=== Task to carry out ===
In the records that follow, find each line containing "Text" and copy it.

=== Data section ===
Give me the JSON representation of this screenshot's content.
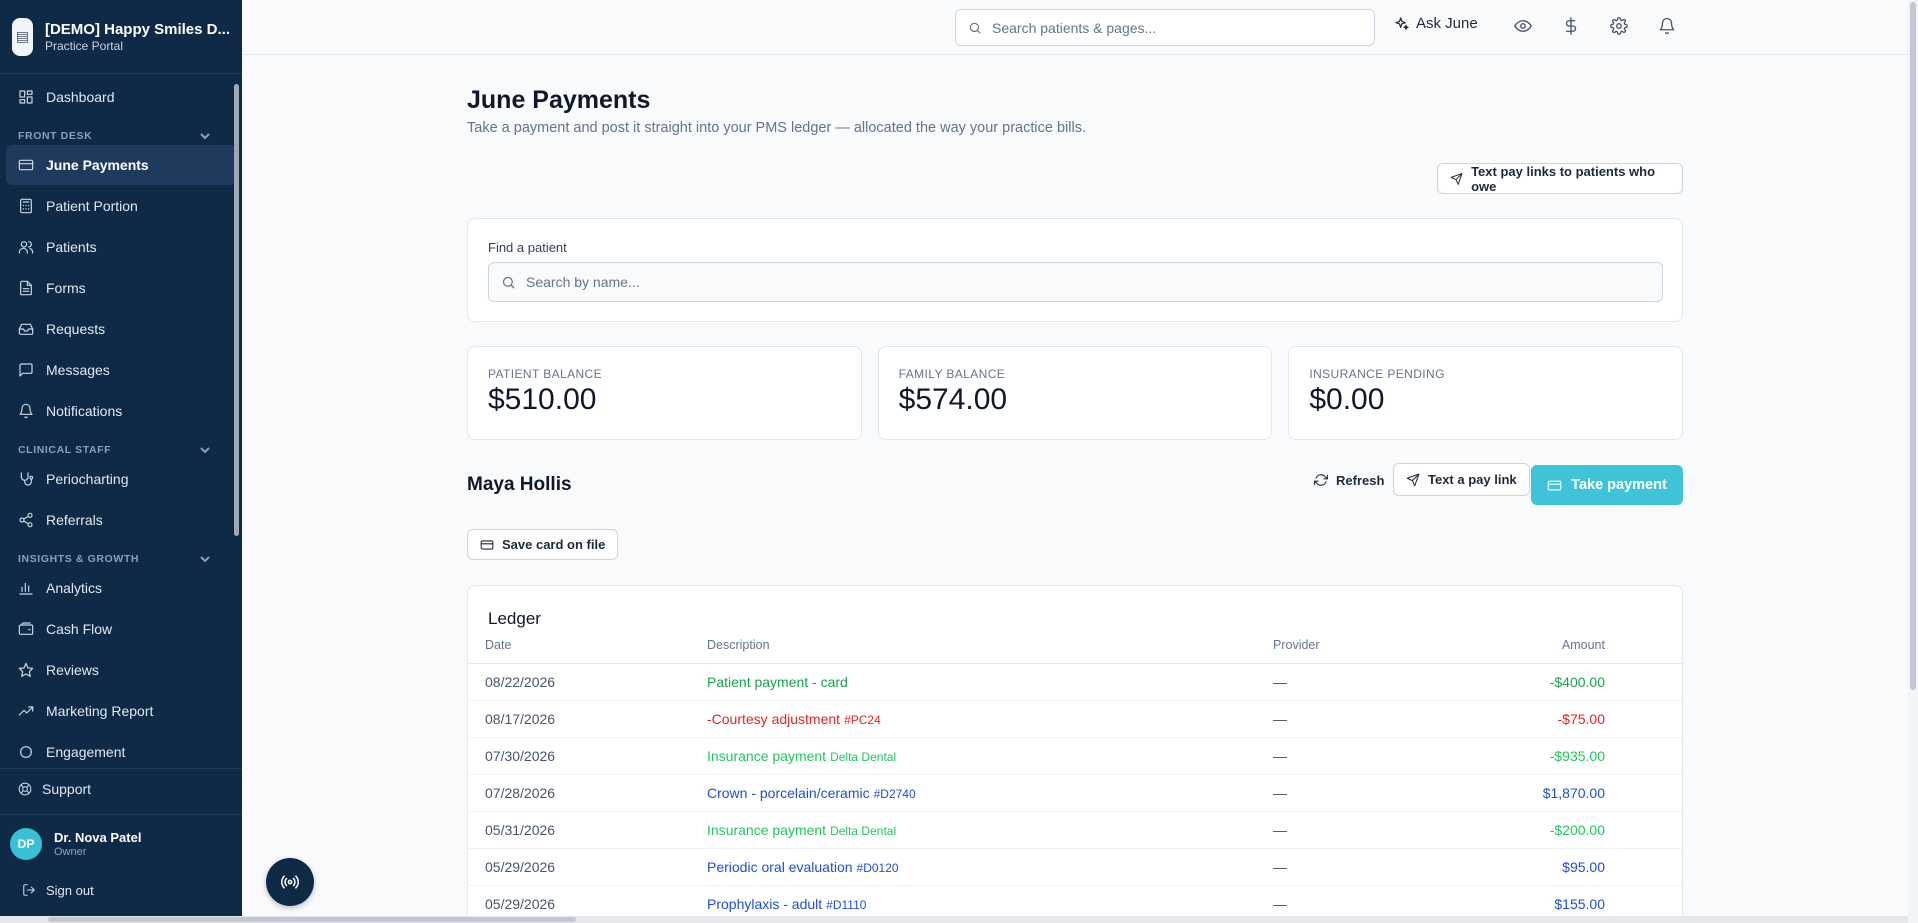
{
  "brand": {
    "name": "[DEMO] Happy Smiles D...",
    "subtitle": "Practice Portal"
  },
  "sidebar": {
    "top_items": [
      {
        "label": "Dashboard",
        "icon": "dashboard-icon"
      }
    ],
    "sections": [
      {
        "label": "FRONT DESK",
        "items": [
          {
            "label": "June Payments",
            "icon": "card-icon",
            "active": true
          },
          {
            "label": "Patient Portion",
            "icon": "calculator-icon"
          },
          {
            "label": "Patients",
            "icon": "users-icon"
          },
          {
            "label": "Forms",
            "icon": "file-icon"
          },
          {
            "label": "Requests",
            "icon": "inbox-icon"
          },
          {
            "label": "Messages",
            "icon": "message-icon"
          },
          {
            "label": "Notifications",
            "icon": "bell-icon"
          }
        ]
      },
      {
        "label": "CLINICAL STAFF",
        "items": [
          {
            "label": "Periocharting",
            "icon": "stethoscope-icon"
          },
          {
            "label": "Referrals",
            "icon": "share-icon"
          }
        ]
      },
      {
        "label": "INSIGHTS & GROWTH",
        "items": [
          {
            "label": "Analytics",
            "icon": "bar-chart-icon"
          },
          {
            "label": "Cash Flow",
            "icon": "wallet-icon"
          },
          {
            "label": "Reviews",
            "icon": "star-icon"
          },
          {
            "label": "Marketing Report",
            "icon": "trending-up-icon"
          },
          {
            "label": "Engagement",
            "icon": "engagement-icon"
          }
        ]
      }
    ],
    "support_label": "Support",
    "user": {
      "initials": "DP",
      "name": "Dr. Nova Patel",
      "role": "Owner"
    },
    "signout_label": "Sign out"
  },
  "topbar": {
    "search_placeholder": "Search patients & pages...",
    "ask_label": "Ask June"
  },
  "page": {
    "title": "June Payments",
    "subtitle": "Take a payment and post it straight into your PMS ledger — allocated the way your practice bills.",
    "text_links_button": "Text pay links to patients who owe"
  },
  "find": {
    "label": "Find a patient",
    "placeholder": "Search by name..."
  },
  "stats": [
    {
      "label": "PATIENT BALANCE",
      "value": "$510.00"
    },
    {
      "label": "FAMILY BALANCE",
      "value": "$574.00"
    },
    {
      "label": "INSURANCE PENDING",
      "value": "$0.00"
    }
  ],
  "patient": {
    "name": "Maya Hollis",
    "refresh_label": "Refresh",
    "pay_link_label": "Text a pay link",
    "take_payment_label": "Take payment",
    "save_card_label": "Save card on file"
  },
  "ledger": {
    "title": "Ledger",
    "columns": {
      "date": "Date",
      "description": "Description",
      "provider": "Provider",
      "amount": "Amount"
    },
    "rows": [
      {
        "date": "08/22/2026",
        "description": "Patient payment - card",
        "code": "",
        "provider": "—",
        "amount": "-$400.00",
        "tone": "pay"
      },
      {
        "date": "08/17/2026",
        "description": "-Courtesy adjustment",
        "code": "#PC24",
        "provider": "—",
        "amount": "-$75.00",
        "tone": "adj"
      },
      {
        "date": "07/30/2026",
        "description": "Insurance payment",
        "code": "Delta Dental",
        "provider": "—",
        "amount": "-$935.00",
        "tone": "ins"
      },
      {
        "date": "07/28/2026",
        "description": "Crown - porcelain/ceramic",
        "code": "#D2740",
        "provider": "—",
        "amount": "$1,870.00",
        "tone": "chg"
      },
      {
        "date": "05/31/2026",
        "description": "Insurance payment",
        "code": "Delta Dental",
        "provider": "—",
        "amount": "-$200.00",
        "tone": "ins"
      },
      {
        "date": "05/29/2026",
        "description": "Periodic oral evaluation",
        "code": "#D0120",
        "provider": "—",
        "amount": "$95.00",
        "tone": "chg"
      },
      {
        "date": "05/29/2026",
        "description": "Prophylaxis - adult",
        "code": "#D1110",
        "provider": "—",
        "amount": "$155.00",
        "tone": "chg"
      }
    ]
  },
  "colors": {
    "sidebar_bg": "#0f2a47",
    "accent": "#3ec4d6",
    "payment": "#16a34a",
    "adjustment": "#dc2626",
    "insurance": "#22c55e",
    "charge": "#1d4ed8"
  }
}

=== Exercise solution ===
    "text_links_button": "Text pay links to patients who owe"
    "pay_link_label": "Text a pay link",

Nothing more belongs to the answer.